Work to complete: Return only the line containing "What's the underlying" and each line after it, exactly as written, through the end of the records.

---- Data for the task

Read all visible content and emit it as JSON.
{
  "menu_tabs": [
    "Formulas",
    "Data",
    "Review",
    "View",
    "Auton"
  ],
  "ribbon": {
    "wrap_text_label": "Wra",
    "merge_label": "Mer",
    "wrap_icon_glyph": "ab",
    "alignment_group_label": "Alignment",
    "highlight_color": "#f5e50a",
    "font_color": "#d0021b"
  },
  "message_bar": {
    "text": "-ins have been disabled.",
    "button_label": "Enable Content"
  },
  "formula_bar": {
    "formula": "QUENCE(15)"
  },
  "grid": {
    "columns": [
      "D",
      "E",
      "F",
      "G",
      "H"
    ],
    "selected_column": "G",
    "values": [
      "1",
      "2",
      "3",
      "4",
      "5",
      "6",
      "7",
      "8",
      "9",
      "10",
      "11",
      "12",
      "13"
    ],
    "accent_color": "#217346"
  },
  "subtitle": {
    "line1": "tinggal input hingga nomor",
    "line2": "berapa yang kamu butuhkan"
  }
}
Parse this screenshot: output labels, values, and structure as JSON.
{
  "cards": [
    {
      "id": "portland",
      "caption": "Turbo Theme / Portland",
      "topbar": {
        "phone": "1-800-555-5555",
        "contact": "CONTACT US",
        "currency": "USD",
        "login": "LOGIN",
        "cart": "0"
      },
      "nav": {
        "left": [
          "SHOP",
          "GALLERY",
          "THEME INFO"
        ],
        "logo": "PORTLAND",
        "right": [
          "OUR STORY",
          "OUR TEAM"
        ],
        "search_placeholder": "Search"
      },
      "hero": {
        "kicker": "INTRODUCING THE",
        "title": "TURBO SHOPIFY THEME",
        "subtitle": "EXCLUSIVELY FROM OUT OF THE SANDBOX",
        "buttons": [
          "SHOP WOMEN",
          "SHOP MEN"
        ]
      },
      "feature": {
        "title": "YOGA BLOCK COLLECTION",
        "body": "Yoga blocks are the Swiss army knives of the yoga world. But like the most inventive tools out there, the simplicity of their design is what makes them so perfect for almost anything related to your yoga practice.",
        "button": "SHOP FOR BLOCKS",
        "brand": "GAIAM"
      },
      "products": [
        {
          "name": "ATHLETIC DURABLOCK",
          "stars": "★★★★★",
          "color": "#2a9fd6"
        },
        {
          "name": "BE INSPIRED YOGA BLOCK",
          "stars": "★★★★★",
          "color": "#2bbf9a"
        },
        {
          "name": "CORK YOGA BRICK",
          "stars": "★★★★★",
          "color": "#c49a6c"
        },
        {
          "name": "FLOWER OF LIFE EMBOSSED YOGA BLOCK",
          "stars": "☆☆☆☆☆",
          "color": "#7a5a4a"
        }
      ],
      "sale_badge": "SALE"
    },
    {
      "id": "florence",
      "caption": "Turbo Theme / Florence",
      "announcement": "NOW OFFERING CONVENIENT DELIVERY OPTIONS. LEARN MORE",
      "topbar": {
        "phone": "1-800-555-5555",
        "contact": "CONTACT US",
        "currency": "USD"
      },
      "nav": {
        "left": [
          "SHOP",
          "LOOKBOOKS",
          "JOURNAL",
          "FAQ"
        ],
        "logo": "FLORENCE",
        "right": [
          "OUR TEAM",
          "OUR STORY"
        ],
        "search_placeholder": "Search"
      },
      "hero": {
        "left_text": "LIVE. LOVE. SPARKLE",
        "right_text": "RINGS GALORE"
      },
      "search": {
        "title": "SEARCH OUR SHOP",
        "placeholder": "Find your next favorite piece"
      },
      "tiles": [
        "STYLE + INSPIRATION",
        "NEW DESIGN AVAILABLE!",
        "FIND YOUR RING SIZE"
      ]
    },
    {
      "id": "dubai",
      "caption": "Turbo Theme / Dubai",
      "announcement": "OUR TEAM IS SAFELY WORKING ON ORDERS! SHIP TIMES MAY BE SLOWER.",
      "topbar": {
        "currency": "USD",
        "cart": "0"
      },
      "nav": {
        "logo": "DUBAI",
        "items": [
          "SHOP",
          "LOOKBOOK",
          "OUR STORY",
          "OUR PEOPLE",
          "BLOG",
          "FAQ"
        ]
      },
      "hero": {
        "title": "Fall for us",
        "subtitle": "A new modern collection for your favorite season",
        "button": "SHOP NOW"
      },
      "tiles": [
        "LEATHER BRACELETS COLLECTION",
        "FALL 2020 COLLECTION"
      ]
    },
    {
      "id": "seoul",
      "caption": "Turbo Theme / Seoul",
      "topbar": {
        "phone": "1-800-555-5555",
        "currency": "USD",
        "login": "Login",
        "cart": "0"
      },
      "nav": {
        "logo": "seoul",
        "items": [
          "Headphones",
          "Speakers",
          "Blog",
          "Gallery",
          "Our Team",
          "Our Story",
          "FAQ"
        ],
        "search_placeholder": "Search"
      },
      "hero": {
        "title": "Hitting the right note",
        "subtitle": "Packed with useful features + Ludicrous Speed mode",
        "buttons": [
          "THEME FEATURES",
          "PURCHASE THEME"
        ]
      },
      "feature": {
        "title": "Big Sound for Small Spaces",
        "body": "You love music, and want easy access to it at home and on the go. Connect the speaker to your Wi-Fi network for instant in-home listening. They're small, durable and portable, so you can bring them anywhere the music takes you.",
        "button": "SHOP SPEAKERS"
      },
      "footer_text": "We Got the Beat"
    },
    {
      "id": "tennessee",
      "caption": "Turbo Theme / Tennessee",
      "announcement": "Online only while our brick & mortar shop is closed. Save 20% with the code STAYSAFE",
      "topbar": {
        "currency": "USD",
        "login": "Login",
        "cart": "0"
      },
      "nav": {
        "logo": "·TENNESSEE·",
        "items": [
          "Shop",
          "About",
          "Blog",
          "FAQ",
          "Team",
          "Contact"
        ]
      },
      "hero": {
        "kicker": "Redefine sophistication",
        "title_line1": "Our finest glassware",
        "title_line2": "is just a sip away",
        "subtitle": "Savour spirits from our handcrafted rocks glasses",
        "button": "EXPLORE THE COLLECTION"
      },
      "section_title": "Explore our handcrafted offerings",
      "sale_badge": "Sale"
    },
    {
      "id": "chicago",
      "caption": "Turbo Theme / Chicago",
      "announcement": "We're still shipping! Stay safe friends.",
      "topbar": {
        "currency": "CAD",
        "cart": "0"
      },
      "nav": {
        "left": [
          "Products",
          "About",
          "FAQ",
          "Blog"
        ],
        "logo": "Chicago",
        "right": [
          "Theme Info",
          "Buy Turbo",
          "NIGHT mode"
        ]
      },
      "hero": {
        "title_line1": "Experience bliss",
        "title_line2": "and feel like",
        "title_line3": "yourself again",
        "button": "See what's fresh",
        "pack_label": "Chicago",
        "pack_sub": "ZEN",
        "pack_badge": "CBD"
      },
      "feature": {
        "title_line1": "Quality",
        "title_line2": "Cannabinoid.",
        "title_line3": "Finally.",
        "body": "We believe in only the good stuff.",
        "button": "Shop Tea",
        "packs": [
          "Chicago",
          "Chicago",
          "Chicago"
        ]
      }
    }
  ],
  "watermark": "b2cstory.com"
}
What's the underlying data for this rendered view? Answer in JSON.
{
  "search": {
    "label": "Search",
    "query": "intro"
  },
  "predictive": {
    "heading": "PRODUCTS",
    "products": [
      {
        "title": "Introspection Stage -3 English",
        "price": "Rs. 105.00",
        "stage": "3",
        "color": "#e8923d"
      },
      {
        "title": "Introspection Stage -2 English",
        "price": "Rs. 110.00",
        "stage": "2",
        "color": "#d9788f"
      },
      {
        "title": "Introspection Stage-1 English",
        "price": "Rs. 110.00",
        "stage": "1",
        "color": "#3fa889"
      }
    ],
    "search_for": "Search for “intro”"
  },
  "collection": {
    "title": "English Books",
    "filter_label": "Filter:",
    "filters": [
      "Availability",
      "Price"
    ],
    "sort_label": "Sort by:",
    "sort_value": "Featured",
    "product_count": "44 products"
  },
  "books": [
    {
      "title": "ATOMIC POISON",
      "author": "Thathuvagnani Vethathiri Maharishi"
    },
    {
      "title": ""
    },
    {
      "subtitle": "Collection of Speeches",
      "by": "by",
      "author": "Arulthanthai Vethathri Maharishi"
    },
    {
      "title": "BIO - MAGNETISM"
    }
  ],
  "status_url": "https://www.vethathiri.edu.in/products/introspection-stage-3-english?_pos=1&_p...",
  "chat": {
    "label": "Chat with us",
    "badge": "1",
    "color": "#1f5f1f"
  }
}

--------

Answer below:
What's the underlying data for this rendered view? Answer in JSON.
{
  "search": {
    "label": "Search",
    "query": "intro"
  },
  "predictive": {
    "heading": "PRODUCTS",
    "products": [
      {
        "title": "Introspection Stage -3 English",
        "price": "Rs. 105.00",
        "stage": "3",
        "color": "#e8923d"
      },
      {
        "title": "Introspection Stage -2 English",
        "price": "Rs. 110.00",
        "stage": "2",
        "color": "#d9788f"
      },
      {
        "title": "Introspection Stage-1 English",
        "price": "Rs. 110.00",
        "stage": "1",
        "color": "#3fa889"
      }
    ],
    "search_for": "Search for “intro”"
  },
  "collection": {
    "title": "English Books",
    "filter_label": "Filter:",
    "filters": [
      "Availability",
      "Price"
    ],
    "sort_label": "Sort by:",
    "sort_value": "Featured",
    "product_count": "44 products"
  },
  "books": [
    {
      "title": "ATOMIC POISON",
      "author": "Thathuvagnani Vethathiri Maharishi"
    },
    {
      "title": ""
    },
    {
      "subtitle": "Collection of Speeches",
      "by": "by",
      "author": "Arulthanthai Vethathri Maharishi"
    },
    {
      "title": "BIO - MAGNETISM"
    }
  ],
  "status_url": "https://www.vethathiri.edu.in/products/introspection-stage-3-english?_pos=1&_p...",
  "chat": {
    "label": "Chat with us",
    "badge": "1",
    "color": "#1f5f1f"
  }
}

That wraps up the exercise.